[This is part 9 of a 10 part series titled: “So You’re An IT Noob“]
Security, at least in my experience, is still one of the most overlooked aspects of IT infrastructure. Normally, the people I have come across usually think,
“Why would anybody hack our organization?”
The thought process being that if they’re a Church or a business that largely performs services, then they’re not a risk.
Getting hacked is only part of the problem. Malware including viruses, spyware, adware and other issues are also a big problem. If you worked in IT from 2002-2006, I am sure you had to fight off some nasty viruses that would literally shut down a company for days while the IT guys sought to clean it off the system.
While such viruses are not as common these days, malware has certainly become more sophisticated. It is not unusual to find somebody with a computer that is its own bot-net, sending out Viagra spam to the masses and the person in question has no clue. That is until their ISP blocks their outbound content.
Question: Should your church start up have a firewall?
I don’t use a firewall for my home network. I am savvy enough to have in place, processes with the equipment I already own to deal with the majority of threats I might see, but an organization is a different story even if it is small.
Firewall’s used to be challenging to set up. Whether it was a hardware device or software application, some knowledge was needed in setting up a configuration. You’re an IT noob, so chances are you have no idea what this means:
access-list inbound permit icmp any any
access-list inbound permit tcp any any eq www
access-group inbound in interface outside
static (inside,outside) tcp interface www 192.168.1.100 www netmask 255.255.255.255
The good news is, this has become much easier for noobs to implement. Hardware devices (you may see them referred to as appliances) are so much less expensive than they were just five years ago and are pretty painless to get set up.
There are plenty of good devices out there (it is a well saturated market). I can recommend the following brands:
In addition, for the noob, I can think of no better product than Barracuda‘s devices. I’ve used their devices at various levels and for different applications and they are solid. In addition, Barracuda has excellent customer service.
Better yet, Barracuda has been an organization that has evolved with the tech world, specifically in the realm of cloud computing. While their devices work well, what if your Church has signed on with Google Apps for email?
Barracuda has that covered as well with a virtual service. If you have 10 or less users in your organization, it’s free!

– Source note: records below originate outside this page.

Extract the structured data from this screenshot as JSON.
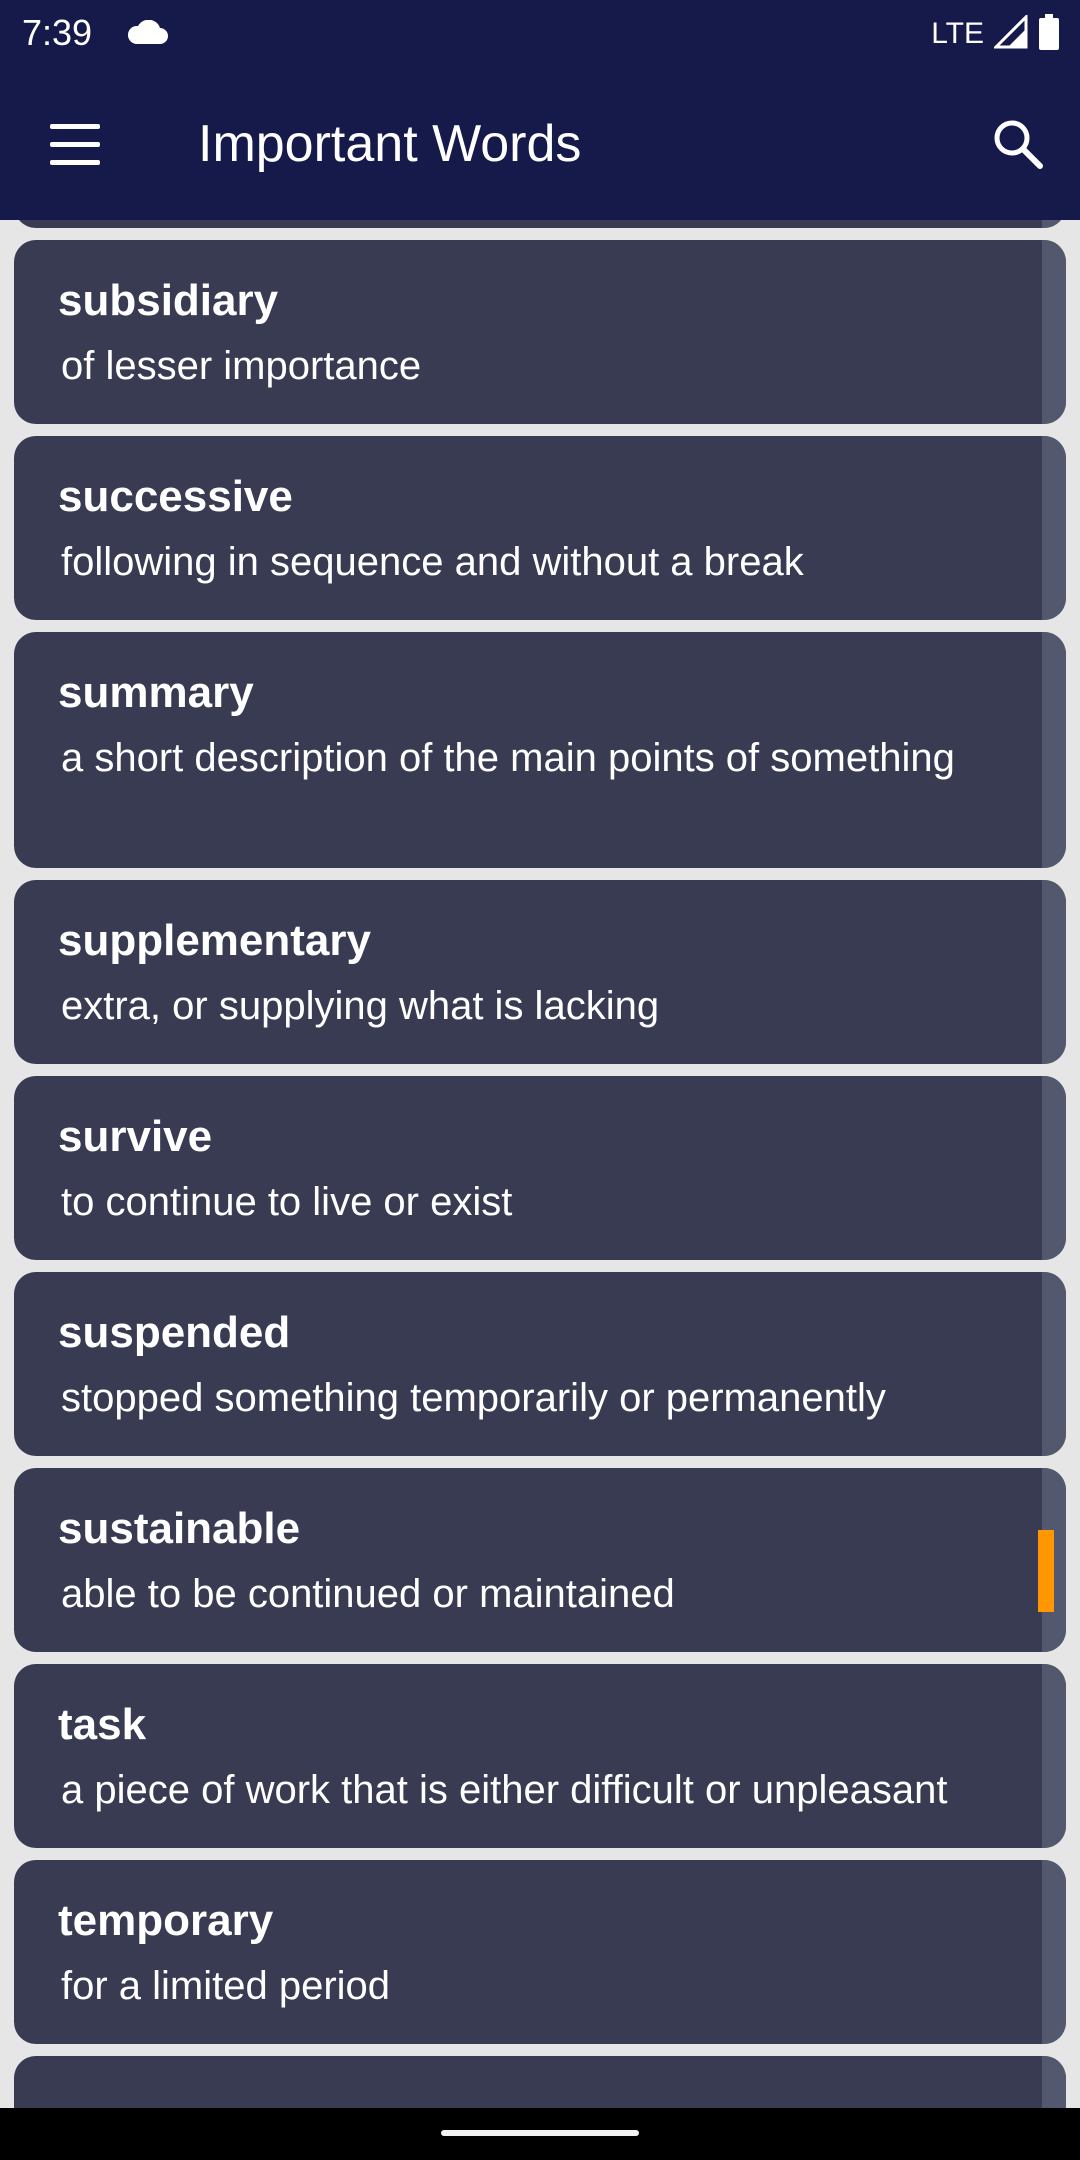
{
  "status_bar": {
    "time": "7:39",
    "network": "LTE",
    "icons": [
      "cloud-icon",
      "signal-icon",
      "battery-icon"
    ]
  },
  "app_bar": {
    "title": "Important Words",
    "menu_icon": "menu-icon",
    "search_icon": "search-icon"
  },
  "words": [
    {
      "word": "subsidiary",
      "definition": "of lesser importance"
    },
    {
      "word": "successive",
      "definition": "following in sequence and without a break"
    },
    {
      "word": "summary",
      "definition": "a short description of the main points of something"
    },
    {
      "word": "supplementary",
      "definition": "extra, or supplying what is lacking"
    },
    {
      "word": "survive",
      "definition": "to continue to live or exist"
    },
    {
      "word": "suspended",
      "definition": "stopped something temporarily or permanently"
    },
    {
      "word": "sustainable",
      "definition": "able to be continued or maintained"
    },
    {
      "word": "task",
      "definition": "a piece of work that is either difficult or unpleasant"
    },
    {
      "word": "temporary",
      "definition": "for a limited period"
    }
  ],
  "colors": {
    "app_bar": "#161a4b",
    "card": "#383b51",
    "background": "#e6e6e6",
    "scroll_thumb": "#ff9800"
  }
}
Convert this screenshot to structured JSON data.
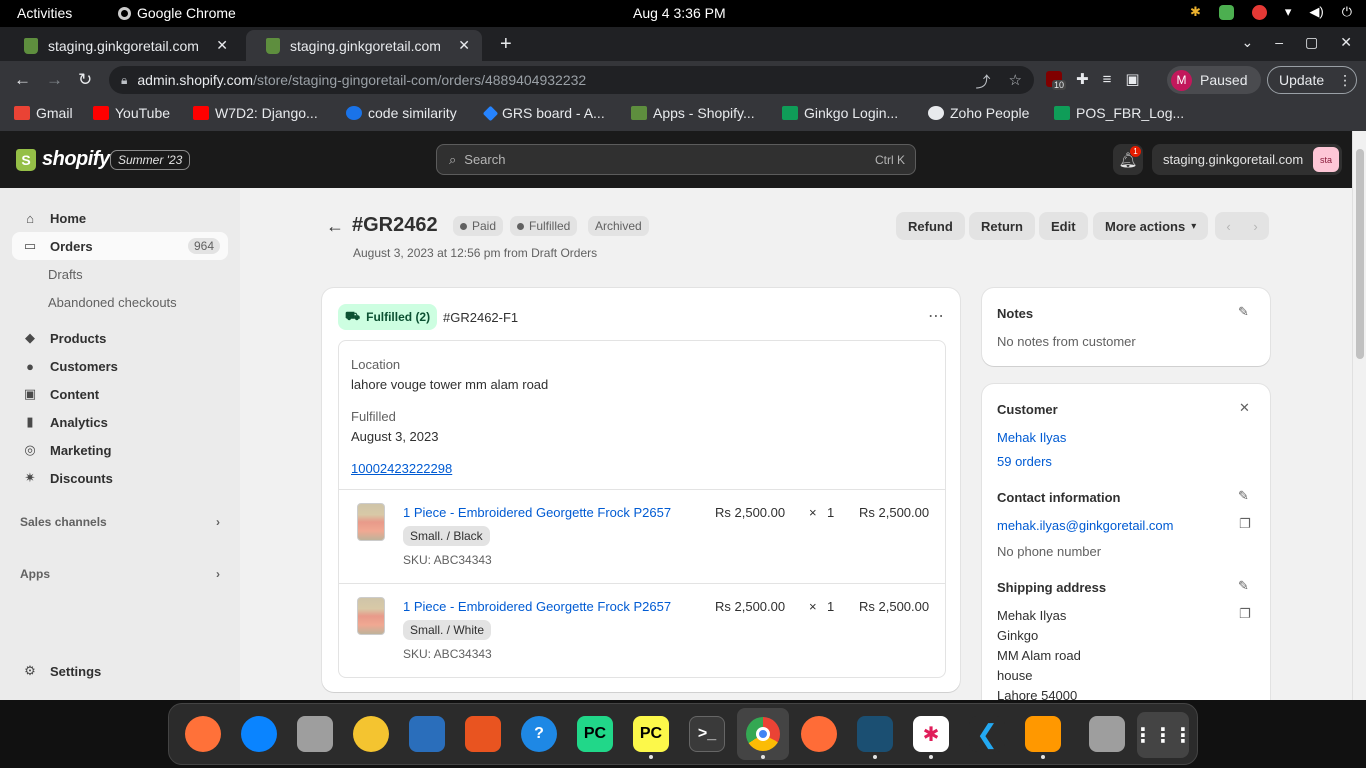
{
  "system": {
    "activities": "Activities",
    "app_name": "Google Chrome",
    "clock": "Aug 4  3:36 PM"
  },
  "browser": {
    "tabs": [
      {
        "title": "staging.ginkgoretail.com"
      },
      {
        "title": "staging.ginkgoretail.com"
      }
    ],
    "url_host": "admin.shopify.com",
    "url_path": "/store/staging-gingoretail-com/orders/4889404932232",
    "extension_badge": "10",
    "profile_initial": "M",
    "profile_status": "Paused",
    "update_label": "Update",
    "bookmarks": [
      {
        "label": "Gmail",
        "color": "#ea4335"
      },
      {
        "label": "YouTube",
        "color": "#ff0000"
      },
      {
        "label": "W7D2: Django...",
        "color": "#ff0000"
      },
      {
        "label": "code similarity",
        "color": "#1a73e8"
      },
      {
        "label": "GRS board - A...",
        "color": "#2684ff"
      },
      {
        "label": "Apps - Shopify...",
        "color": "#5e8e3e"
      },
      {
        "label": "Ginkgo Login...",
        "color": "#0f9d58"
      },
      {
        "label": "Zoho People",
        "color": "#e8eaed"
      },
      {
        "label": "POS_FBR_Log...",
        "color": "#0f9d58"
      }
    ]
  },
  "shopify": {
    "logo": "shopify",
    "edition": "Summer '23",
    "search_placeholder": "Search",
    "search_shortcut": "Ctrl K",
    "notif_count": "1",
    "store_name": "staging.ginkgoretail.com",
    "store_avatar": "sta"
  },
  "sidebar": {
    "home": "Home",
    "orders": "Orders",
    "orders_count": "964",
    "drafts": "Drafts",
    "abandoned": "Abandoned checkouts",
    "products": "Products",
    "customers": "Customers",
    "content": "Content",
    "analytics": "Analytics",
    "marketing": "Marketing",
    "discounts": "Discounts",
    "sales_channels": "Sales channels",
    "apps": "Apps",
    "settings": "Settings"
  },
  "order": {
    "number": "#GR2462",
    "badges": [
      "Paid",
      "Fulfilled",
      "Archived"
    ],
    "subtitle": "August 3, 2023 at 12:56 pm from Draft Orders",
    "actions": {
      "refund": "Refund",
      "return": "Return",
      "edit": "Edit",
      "more": "More actions"
    }
  },
  "fulfillment": {
    "status": "Fulfilled (2)",
    "id": "#GR2462-F1",
    "location_label": "Location",
    "location_value": "lahore vouge tower mm alam road",
    "fulfilled_label": "Fulfilled",
    "fulfilled_date": "August 3, 2023",
    "tracking": "10002423222298",
    "items": [
      {
        "name": "1 Piece - Embroidered Georgette Frock P2657",
        "variant": "Small. / Black",
        "sku": "SKU: ABC34343",
        "price": "Rs   2,500.00",
        "qty_sep": "×",
        "qty": "1",
        "total": "Rs 2,500.00"
      },
      {
        "name": "1 Piece - Embroidered Georgette Frock P2657",
        "variant": "Small. / White",
        "sku": "SKU: ABC34343",
        "price": "Rs   2,500.00",
        "qty_sep": "×",
        "qty": "1",
        "total": "Rs 2,500.00"
      }
    ]
  },
  "notes": {
    "title": "Notes",
    "text": "No notes from customer"
  },
  "customer": {
    "title": "Customer",
    "name": "Mehak Ilyas",
    "orders": "59 orders",
    "contact_title": "Contact information",
    "email": "mehak.ilyas@ginkgoretail.com",
    "phone": "No phone number",
    "shipping_title": "Shipping address",
    "address": [
      "Mehak Ilyas",
      "Ginkgo",
      "MM Alam road",
      "house",
      "Lahore 54000"
    ]
  },
  "dock": [
    "firefox",
    "thunderbird",
    "files",
    "rhythmbox",
    "writer",
    "app-center",
    "help",
    "pycharm",
    "pycharm-ce",
    "terminal",
    "chrome",
    "postman",
    "mysql-workbench",
    "slack",
    "vscode",
    "sublime-text",
    "trash",
    "show-apps"
  ]
}
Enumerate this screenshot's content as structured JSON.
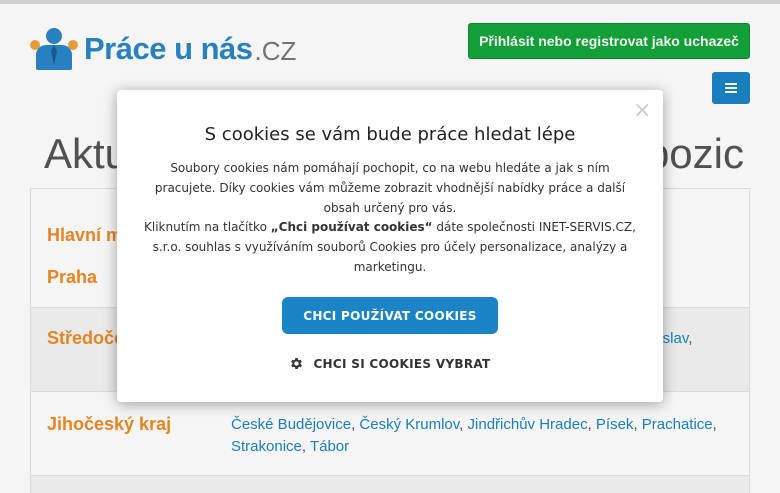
{
  "header": {
    "logo_text": "Práce u nás",
    "logo_tld": ".CZ",
    "login_button": "Přihlásit nebo registrovat jako uchazeč",
    "menu_icon": "hamburger-icon"
  },
  "heading": {
    "left_text": "Aktu",
    "right_text": "pozic"
  },
  "regions": [
    {
      "name_line1": "Hlavní m",
      "name_line2": "Praha",
      "cities_visible": []
    },
    {
      "name": "Středoče",
      "cities_tail": "leslav",
      "cities_tail_comma": ","
    },
    {
      "name": "Jihočeský kraj",
      "cities": [
        "České Budějovice",
        "Český Krumlov",
        "Jindřichův Hradec",
        "Písek",
        "Prachatice",
        "Strakonice",
        "Tábor"
      ]
    }
  ],
  "cookie_modal": {
    "close_symbol": "×",
    "title": "S cookies se vám bude práce hledat lépe",
    "paragraph1": "Soubory cookies nám pomáhají pochopit, co na webu hledáte a jak s ním pracujete. Díky cookies vám můžeme zobrazit vhodnější nabídky práce a další obsah určený pro vás.",
    "paragraph2_prefix": "Kliknutím na tlačítko ",
    "paragraph2_bold": "„Chci používat cookies“",
    "paragraph2_suffix": " dáte společnosti INET-SERVIS.CZ, s.r.o. souhlas s využíváním souborů Cookies pro účely personalizace, analýzy a marketingu.",
    "accept_button": "CHCI POUŽÍVAT COOKIES",
    "choose_button": "CHCI SI COOKIES VYBRAT",
    "choose_icon": "gear-icon"
  },
  "colors": {
    "brand_blue": "#1b84c6",
    "green_button": "#14a63a",
    "region_orange": "#f08a24"
  }
}
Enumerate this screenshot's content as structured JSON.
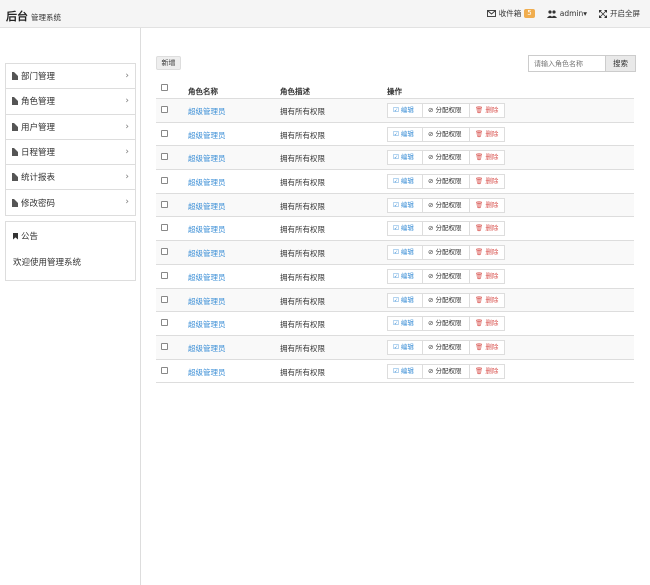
{
  "header": {
    "brand": "后台",
    "brand_sub": "管理系统",
    "inbox_label": "收件箱",
    "inbox_count": "5",
    "user_label": "admin▾",
    "fullscreen_label": "开启全屏"
  },
  "sidebar": {
    "items": [
      {
        "label": "部门管理"
      },
      {
        "label": "角色管理"
      },
      {
        "label": "用户管理"
      },
      {
        "label": "日程管理"
      },
      {
        "label": "统计报表"
      },
      {
        "label": "修改密码"
      }
    ],
    "notice_title": "公告",
    "notice_text": "欢迎使用管理系统"
  },
  "toolbar": {
    "add_label": "新增",
    "search_placeholder": "请输入角色名称",
    "search_label": "搜索"
  },
  "table": {
    "headers": {
      "name": "角色名称",
      "desc": "角色描述",
      "ops": "操作"
    },
    "op_labels": {
      "edit": "☑ 编辑",
      "assign": "⊘ 分配权限",
      "delete": "🗑 删除"
    },
    "rows": [
      {
        "name": "超级管理员",
        "desc": "拥有所有权限"
      },
      {
        "name": "超级管理员",
        "desc": "拥有所有权限"
      },
      {
        "name": "超级管理员",
        "desc": "拥有所有权限"
      },
      {
        "name": "超级管理员",
        "desc": "拥有所有权限"
      },
      {
        "name": "超级管理员",
        "desc": "拥有所有权限"
      },
      {
        "name": "超级管理员",
        "desc": "拥有所有权限"
      },
      {
        "name": "超级管理员",
        "desc": "拥有所有权限"
      },
      {
        "name": "超级管理员",
        "desc": "拥有所有权限"
      },
      {
        "name": "超级管理员",
        "desc": "拥有所有权限"
      },
      {
        "name": "超级管理员",
        "desc": "拥有所有权限"
      },
      {
        "name": "超级管理员",
        "desc": "拥有所有权限"
      },
      {
        "name": "超级管理员",
        "desc": "拥有所有权限"
      }
    ]
  },
  "colors": {
    "link": "#3a8ed6",
    "danger": "#d9534f",
    "badge": "#f0ad4e"
  }
}
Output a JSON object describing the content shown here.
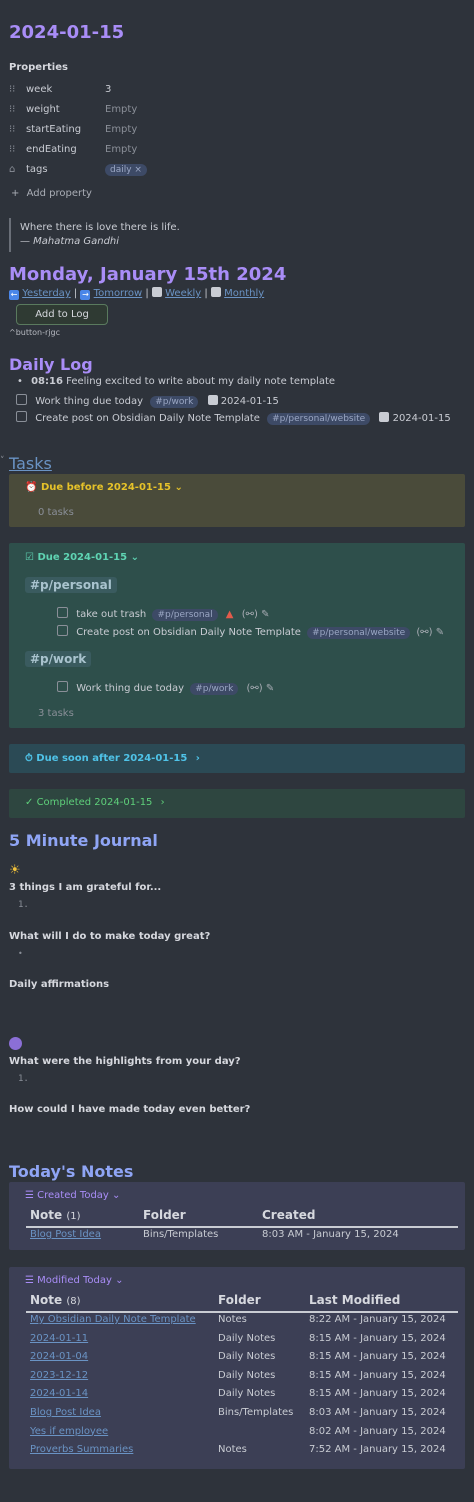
{
  "page": {
    "title": "2024-01-15"
  },
  "properties": {
    "heading": "Properties",
    "items": [
      {
        "key": "week",
        "value": "3"
      },
      {
        "key": "weight",
        "value": "Empty"
      },
      {
        "key": "startEating",
        "value": "Empty"
      },
      {
        "key": "endEating",
        "value": "Empty"
      },
      {
        "key": "tags",
        "value": "daily ×"
      }
    ],
    "add_label": "Add property"
  },
  "quote": {
    "text": "Where there is love there is life.",
    "author": "— Mahatma Gandhi"
  },
  "date_heading": "Monday, January 15th 2024",
  "nav": {
    "yesterday": "Yesterday",
    "tomorrow": "Tomorrow",
    "weekly": "Weekly",
    "monthly": "Monthly",
    "sep": "|"
  },
  "add_to_log": {
    "label": "Add to Log",
    "id": "^button-rjgc"
  },
  "daily_log": {
    "heading": "Daily Log",
    "bullet": {
      "time": "08:16",
      "text": "Feeling excited to write about my daily note template"
    },
    "tasks": [
      {
        "text": "Work thing due today",
        "tag": "#p/work",
        "date": "2024-01-15"
      },
      {
        "text": "Create post on Obsidian Daily Note Template",
        "tag": "#p/personal/website",
        "date": "2024-01-15"
      }
    ]
  },
  "tasks": {
    "heading": "Tasks",
    "due_before": {
      "title": "Due before 2024-01-15",
      "count": "0 tasks"
    },
    "due": {
      "title": "Due 2024-01-15",
      "groups": [
        {
          "name": "#p/personal",
          "items": [
            {
              "text": "take out trash",
              "tag": "#p/personal"
            },
            {
              "text": "Create post on Obsidian Daily Note Template",
              "tag": "#p/personal/website"
            }
          ]
        },
        {
          "name": "#p/work",
          "items": [
            {
              "text": "Work thing due today",
              "tag": "#p/work"
            }
          ]
        }
      ],
      "count": "3 tasks"
    },
    "due_soon": {
      "title": "Due soon after 2024-01-15"
    },
    "completed": {
      "title": "Completed 2024-01-15"
    }
  },
  "journal": {
    "heading": "5 Minute Journal",
    "q1": "3 things I am grateful for...",
    "q1_marker": "1.",
    "q2": "What will I do to make today great?",
    "q2_marker": "•",
    "q3": "Daily affirmations",
    "q4": "What were the highlights from your day?",
    "q4_marker": "1.",
    "q5": "How could I have made today even better?"
  },
  "todays_notes": {
    "heading": "Today's Notes",
    "created": {
      "title": "Created Today",
      "headers": {
        "note": "Note",
        "count": "(1)",
        "folder": "Folder",
        "created": "Created"
      },
      "rows": [
        {
          "note": "Blog Post Idea",
          "folder": "Bins/Templates",
          "time": "8:03 AM - January 15, 2024"
        }
      ]
    },
    "modified": {
      "title": "Modified Today",
      "headers": {
        "note": "Note",
        "count": "(8)",
        "folder": "Folder",
        "modified": "Last Modified"
      },
      "rows": [
        {
          "note": "My Obsidian Daily Note Template",
          "folder": "Notes",
          "time": "8:22 AM - January 15, 2024"
        },
        {
          "note": "2024-01-11",
          "folder": "Daily Notes",
          "time": "8:15 AM - January 15, 2024"
        },
        {
          "note": "2024-01-04",
          "folder": "Daily Notes",
          "time": "8:15 AM - January 15, 2024"
        },
        {
          "note": "2023-12-12",
          "folder": "Daily Notes",
          "time": "8:15 AM - January 15, 2024"
        },
        {
          "note": "2024-01-14",
          "folder": "Daily Notes",
          "time": "8:15 AM - January 15, 2024"
        },
        {
          "note": "Blog Post Idea",
          "folder": "Bins/Templates",
          "time": "8:03 AM - January 15, 2024"
        },
        {
          "note": "Yes if employee",
          "folder": "",
          "time": "8:02 AM - January 15, 2024"
        },
        {
          "note": "Proverbs Summaries",
          "folder": "Notes",
          "time": "7:52 AM - January 15, 2024"
        }
      ]
    }
  }
}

If are using an Exchange or Domino (Please, for all that is wonderful in God’s world, I hope you do not use Lotus Notes) server, the device will serve you well. They’ll even let you evaluate a unit for 30 days at no cost. Pretty neat.
Productivity is important, and so is keeping people accountable. Don’t look at web filtering as a means of “not trusting” those in your organization. Think of it as I said, an accountability tool. Christians are often under the delusion that people who work in Churches aren’t going to visit pornographic websites or gambling websites.
Christians often forget that Christians struggle with these issues like anybody else.
Christians too, can be unproductive at work, even if they work at a Church.
So there is nothing wrong with filtering web traffic. At my previous place of employment, we were able to monitor traffic going out of our network and found it being clogged with visits to YouTube, Pandora and ready for it? Netflix! 2-3 people were streaming Netflix movies at their workstations.
Barracuda again makes an excellent web filtering device that can handle all of the necessary tasks and will also prevent users from going to websites with malware.
Do the research here. You don’t want to spend more than you need up front, but don’t ignore potential threats in an effort to save money. I have found that too many organizations play the odds and some of them do get by without issue, but those who get hit, spend far more in time and resources than they would have if they took preventative measures up front.
Now, for the final part of our series!